Darwen was not an obvious target for mass bombing, indeed it was considered to be a suitable centre for evacuated children. However from the very beginning of hostilities air raid precautions were put into practice. The black-out was enforced. The authorities stressed how the careless display of lighting could undo the care and diligence of everyone else. An ARP centre was set up and manned 24 hours a day.
There was some fear that Darwen Tower could be used by the enemy to find their bearings and attack the town. The Darwen News was quite strident in its demands that the tower be dismantled. The idea gained some momentum, but stalled before any serious moves were made to implement it.
It was decided Darwen could accommodate 5,000 evacuees, the first of them arrived on the 1st of September 1939. Many people in the town were prepared to do their bit and accept children. Difficulties arose mainly with very small children accompanied by adults and by large familes who would not consent to be split up. Some prospective evacuees returned to Manchester.
The German bombs arrived at last in October 1940 when seven bombs were dropped and fatalities occurred. A bus travelling up Marsh House lane was machine-gunned by one of the attacking planes.
Rationing, paper-drives, scrap metal collections became features of the daily lives of people in Darwen. It was noted by some that while the iron railings of ordinary terraced houses in the town were removed for the war effort, the ornamental gates and railings of the grander houses at Whitehall were spared.
A spitfire fund was launched in the town in September 1940. The aircraft was accepted into service in March 1941 and was lost in July while on escort duty over the Hazebrunck marshalling yard.
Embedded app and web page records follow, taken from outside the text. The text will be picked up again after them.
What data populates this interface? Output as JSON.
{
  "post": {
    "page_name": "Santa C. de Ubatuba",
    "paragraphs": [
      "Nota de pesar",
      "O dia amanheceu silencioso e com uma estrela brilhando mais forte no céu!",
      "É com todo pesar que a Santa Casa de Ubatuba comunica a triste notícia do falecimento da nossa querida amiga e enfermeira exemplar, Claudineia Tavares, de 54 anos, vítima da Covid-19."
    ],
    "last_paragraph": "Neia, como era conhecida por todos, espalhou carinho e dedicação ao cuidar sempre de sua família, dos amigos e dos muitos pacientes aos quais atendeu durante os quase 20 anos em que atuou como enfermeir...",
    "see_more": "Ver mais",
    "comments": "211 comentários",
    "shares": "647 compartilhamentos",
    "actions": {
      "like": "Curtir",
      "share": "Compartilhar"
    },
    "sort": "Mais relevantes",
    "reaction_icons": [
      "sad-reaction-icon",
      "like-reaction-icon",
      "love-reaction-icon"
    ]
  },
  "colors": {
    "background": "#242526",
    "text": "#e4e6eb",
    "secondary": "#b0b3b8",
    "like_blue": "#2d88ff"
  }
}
Thousands of people gathered in the Market Square for VE Day on May 8th 1945. That day and the following were declared holidays. VJ Day was several months later on August 15th. On both occasions celebrations both official and unofficial went on until long into the night.